Mindfulness can be defined as the act of bringing awareness to our thoughts, feelings, and behaviours in the present moment without judgment or attachment. Mindfulness has roots in early Eastern philosophies over 2500 years ago and by the 1970’s mindfulness became more integrated into modern therapeutic practices by Dr. Jon Kabat-Zinn.
How can mindfulness be helpful?
When experiencing psychological concerns, such as depression or anxiety, we engage in habitual, automatic, and negative ways of thinking and feeling. We can find ourselves suppressing, rejecting, blocking, or avoiding our thoughts and emotions. The intention of mindfulness practice is to observe what comes into our awareness, and notice the thoughts, emotions, and bodily sensations that enter our awareness without judgment or holding onto them or pursuing them. There is growing research that regular practice of mindfulness has significant benefits including: decreased depression and anxiety, reduction of pain symptoms, decreased cardiopulmonary and gastrointestinal symptoms, decreased psychological distress and increased sense of well-being, improvements in sleep, and an enhanced immune response.
Mindfulness-based practice can involve:
- Stepping back and noticing your thoughts, emotions, and physical sensations
- Adopting a curious mind, not to evaluate, judge, or analyze thoughts, emotions, or bodily sensations
- Practising a willingness and openness to experience your thoughts and emotions
- Bringing back your focus to the present moment when your mind wanders away
- Engaging in mindfulness meditation exercises that focus on breath and body in the here-and-now
How is mindfulness integrated into Cognitive-Behavioural Therapy?
Mindfulness-based approaches represent an evolution and extension of traditional cognitive-behavioural therapy (CBT). Unlike CBT that focuses on changing the content of thoughts, mindfulness places a greater emphasis on changing our awareness and relationship to our thoughts, feelings, and physical sensations. However, there is important overlap between mindfulness-based approaches and CBT that allow for more “decentered” views about how our thoughts are not facts. Thus, traditional CBT can be augmented with integrating other approaches, such as mindfulness.
How can the team at Oakville Centre for Cognitive Therapy help?

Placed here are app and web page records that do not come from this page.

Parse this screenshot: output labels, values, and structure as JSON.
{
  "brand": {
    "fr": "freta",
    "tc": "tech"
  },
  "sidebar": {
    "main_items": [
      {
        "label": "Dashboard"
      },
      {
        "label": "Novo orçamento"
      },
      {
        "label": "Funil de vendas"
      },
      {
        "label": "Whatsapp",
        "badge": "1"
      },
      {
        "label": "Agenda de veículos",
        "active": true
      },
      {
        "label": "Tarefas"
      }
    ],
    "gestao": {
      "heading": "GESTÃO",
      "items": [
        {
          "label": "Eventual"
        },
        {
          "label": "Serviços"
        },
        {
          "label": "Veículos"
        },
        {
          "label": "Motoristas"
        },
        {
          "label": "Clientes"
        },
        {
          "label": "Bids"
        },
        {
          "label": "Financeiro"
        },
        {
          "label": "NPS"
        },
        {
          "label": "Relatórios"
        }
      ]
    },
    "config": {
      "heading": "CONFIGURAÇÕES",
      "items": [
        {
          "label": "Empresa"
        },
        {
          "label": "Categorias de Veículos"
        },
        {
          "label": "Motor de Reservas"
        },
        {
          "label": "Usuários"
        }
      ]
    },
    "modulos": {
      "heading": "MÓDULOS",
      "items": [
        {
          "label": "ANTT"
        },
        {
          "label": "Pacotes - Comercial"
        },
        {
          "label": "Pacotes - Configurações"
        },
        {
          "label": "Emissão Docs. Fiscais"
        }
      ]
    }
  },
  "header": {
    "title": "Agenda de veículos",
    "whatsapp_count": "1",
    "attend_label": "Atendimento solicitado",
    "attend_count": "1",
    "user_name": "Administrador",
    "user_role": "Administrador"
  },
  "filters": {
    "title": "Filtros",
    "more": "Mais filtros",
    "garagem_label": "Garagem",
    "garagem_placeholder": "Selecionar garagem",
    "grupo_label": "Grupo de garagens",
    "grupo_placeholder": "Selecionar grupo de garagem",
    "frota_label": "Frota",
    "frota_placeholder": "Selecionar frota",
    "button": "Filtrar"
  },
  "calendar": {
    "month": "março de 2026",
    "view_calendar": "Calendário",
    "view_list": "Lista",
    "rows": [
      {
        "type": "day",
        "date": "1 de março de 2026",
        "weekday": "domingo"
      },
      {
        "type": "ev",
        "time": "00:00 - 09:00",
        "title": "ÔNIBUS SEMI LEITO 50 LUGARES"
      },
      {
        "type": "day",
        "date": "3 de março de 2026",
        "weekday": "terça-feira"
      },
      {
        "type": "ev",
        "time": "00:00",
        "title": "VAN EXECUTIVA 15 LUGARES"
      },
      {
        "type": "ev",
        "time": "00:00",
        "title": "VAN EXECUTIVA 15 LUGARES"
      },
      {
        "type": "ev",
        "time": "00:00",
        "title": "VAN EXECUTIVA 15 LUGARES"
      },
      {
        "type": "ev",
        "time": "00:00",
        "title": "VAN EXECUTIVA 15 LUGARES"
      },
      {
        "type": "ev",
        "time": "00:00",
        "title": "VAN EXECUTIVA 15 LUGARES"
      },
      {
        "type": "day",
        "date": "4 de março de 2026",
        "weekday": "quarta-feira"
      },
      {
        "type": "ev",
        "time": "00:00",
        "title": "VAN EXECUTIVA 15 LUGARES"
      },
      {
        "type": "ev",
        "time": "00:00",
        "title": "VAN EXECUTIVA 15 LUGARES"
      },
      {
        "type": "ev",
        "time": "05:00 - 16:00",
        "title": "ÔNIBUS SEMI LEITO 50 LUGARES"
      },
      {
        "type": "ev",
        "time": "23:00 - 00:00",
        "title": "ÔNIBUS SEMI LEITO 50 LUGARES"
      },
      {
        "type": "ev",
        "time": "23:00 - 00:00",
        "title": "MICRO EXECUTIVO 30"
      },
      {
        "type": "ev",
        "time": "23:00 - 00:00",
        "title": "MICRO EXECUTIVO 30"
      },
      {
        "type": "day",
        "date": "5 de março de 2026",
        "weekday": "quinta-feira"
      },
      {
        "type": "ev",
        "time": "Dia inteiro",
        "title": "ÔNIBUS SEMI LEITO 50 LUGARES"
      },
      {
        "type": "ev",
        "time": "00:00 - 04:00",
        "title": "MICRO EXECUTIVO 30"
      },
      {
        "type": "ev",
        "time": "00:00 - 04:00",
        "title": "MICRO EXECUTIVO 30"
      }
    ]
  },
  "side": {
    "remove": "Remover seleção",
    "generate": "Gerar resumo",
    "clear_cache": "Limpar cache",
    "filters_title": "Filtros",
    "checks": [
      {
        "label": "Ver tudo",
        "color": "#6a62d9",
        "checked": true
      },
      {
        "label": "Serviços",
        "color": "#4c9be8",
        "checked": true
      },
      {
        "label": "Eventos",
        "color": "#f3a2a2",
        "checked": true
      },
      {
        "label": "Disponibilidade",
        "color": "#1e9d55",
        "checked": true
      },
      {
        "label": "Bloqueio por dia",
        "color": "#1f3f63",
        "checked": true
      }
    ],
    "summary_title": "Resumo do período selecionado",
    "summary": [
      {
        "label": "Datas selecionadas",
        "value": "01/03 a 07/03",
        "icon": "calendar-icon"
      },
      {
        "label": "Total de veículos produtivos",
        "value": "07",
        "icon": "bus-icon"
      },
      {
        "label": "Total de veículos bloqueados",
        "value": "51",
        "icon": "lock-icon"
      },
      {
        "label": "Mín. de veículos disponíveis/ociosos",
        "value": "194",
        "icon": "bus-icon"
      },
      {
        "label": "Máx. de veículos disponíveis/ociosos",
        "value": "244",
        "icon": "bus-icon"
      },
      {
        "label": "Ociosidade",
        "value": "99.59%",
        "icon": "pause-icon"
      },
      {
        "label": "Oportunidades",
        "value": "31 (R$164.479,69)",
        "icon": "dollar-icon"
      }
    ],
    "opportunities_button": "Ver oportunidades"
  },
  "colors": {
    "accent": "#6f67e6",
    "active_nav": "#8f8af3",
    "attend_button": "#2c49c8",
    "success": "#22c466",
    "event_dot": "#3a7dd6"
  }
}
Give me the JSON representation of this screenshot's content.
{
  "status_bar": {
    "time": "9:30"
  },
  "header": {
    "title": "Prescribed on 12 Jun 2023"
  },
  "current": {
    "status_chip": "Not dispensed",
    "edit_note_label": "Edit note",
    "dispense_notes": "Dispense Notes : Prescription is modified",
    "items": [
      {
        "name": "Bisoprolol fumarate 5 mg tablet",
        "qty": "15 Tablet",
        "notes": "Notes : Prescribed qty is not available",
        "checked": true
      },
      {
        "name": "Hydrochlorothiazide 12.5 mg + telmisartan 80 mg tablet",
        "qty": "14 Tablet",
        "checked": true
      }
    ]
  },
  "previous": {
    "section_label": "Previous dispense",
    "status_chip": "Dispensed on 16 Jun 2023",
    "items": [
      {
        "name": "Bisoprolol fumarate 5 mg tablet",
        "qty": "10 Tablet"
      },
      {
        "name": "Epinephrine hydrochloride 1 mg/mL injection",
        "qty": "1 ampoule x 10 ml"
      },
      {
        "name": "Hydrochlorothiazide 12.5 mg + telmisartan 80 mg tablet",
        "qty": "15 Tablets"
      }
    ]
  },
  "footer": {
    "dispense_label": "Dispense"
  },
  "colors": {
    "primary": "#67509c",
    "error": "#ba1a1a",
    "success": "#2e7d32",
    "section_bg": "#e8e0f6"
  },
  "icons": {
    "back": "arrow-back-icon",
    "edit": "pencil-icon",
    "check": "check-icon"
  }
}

At the Oakville Centre for Cognitive Therapy, we have trained psychologists with experience in integrating mindfulness practice into cognitive-behavioural therapy. If you are interested in receiving evidence-based treatment, please contact us at 905-338-1397 or email us via the Contact Us page of our website.